A circular economy is a system that preserves resources, saves costs for European industries and unlocks new business opportunities. The value of products and materials is maintained for as long as possible and when a product reaches the end of its life, it is used again to create further value, thus boosting EU’s economy, making it more sustainable and competitive in the long run.
The European Commission adopted a ‘Circular economy package’ in December 2015 with legislative proposals on Waste, Packaging Waste, Landfill and Waste Electrical and Electronic Equipment, which are currently under discussion.

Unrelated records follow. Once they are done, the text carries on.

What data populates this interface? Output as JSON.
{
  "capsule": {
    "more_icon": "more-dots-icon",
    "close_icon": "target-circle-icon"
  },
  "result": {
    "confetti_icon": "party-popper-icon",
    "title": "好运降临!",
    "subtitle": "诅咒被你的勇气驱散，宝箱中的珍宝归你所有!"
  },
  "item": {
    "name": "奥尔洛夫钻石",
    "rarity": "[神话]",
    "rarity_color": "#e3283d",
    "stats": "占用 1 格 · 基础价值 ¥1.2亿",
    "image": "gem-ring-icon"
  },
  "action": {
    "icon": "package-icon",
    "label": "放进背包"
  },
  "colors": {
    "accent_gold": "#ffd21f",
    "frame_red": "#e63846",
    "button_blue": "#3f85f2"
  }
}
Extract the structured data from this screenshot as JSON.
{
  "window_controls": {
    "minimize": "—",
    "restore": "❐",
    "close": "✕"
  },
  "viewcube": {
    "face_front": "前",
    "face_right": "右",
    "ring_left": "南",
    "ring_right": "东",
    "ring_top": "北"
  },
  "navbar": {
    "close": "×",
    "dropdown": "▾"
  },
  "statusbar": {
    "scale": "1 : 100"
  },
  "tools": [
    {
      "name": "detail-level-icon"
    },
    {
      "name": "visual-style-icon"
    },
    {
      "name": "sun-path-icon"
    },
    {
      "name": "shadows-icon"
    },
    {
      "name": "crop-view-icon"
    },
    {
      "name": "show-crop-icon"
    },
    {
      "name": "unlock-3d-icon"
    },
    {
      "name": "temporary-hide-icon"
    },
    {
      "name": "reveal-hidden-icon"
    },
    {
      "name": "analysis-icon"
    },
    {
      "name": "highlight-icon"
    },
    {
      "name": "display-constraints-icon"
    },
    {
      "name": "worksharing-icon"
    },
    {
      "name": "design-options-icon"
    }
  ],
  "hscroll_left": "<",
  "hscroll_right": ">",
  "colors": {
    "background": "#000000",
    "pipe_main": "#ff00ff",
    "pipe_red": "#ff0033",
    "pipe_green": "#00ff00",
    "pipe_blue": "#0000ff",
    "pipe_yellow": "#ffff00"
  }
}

In January 2017, the Commission issued a report on the implementation of the Action Plan, underlining how it is closely linked with key EU priorities on jobs and growth, investments, social agenda, industrial innovation, lower energy consumption and carbon dioxide emissions.
A European Strategy for Plastics was published on 16 January 2018 as part of the transition towards a more circular economy, aiming at transforming the way plastic products are designed, used, produced and recycled in the EU.
The Circular economy is an opportunity to make Europe’s economy more sustainable and competitive, thus bringing benefits to businesses, industries and consumers. The heat-pump industry is ready for this challenge. However, in the context of the necessary overall reduction of CO2 emissions (that will require the massive deployment of heat pumps), it is crucial to ensure that the cost of the technology is not raised as a consequence of any potential additional ‘resource efficiency’ requirements.
Login to access
the content reserved
to EHPA Members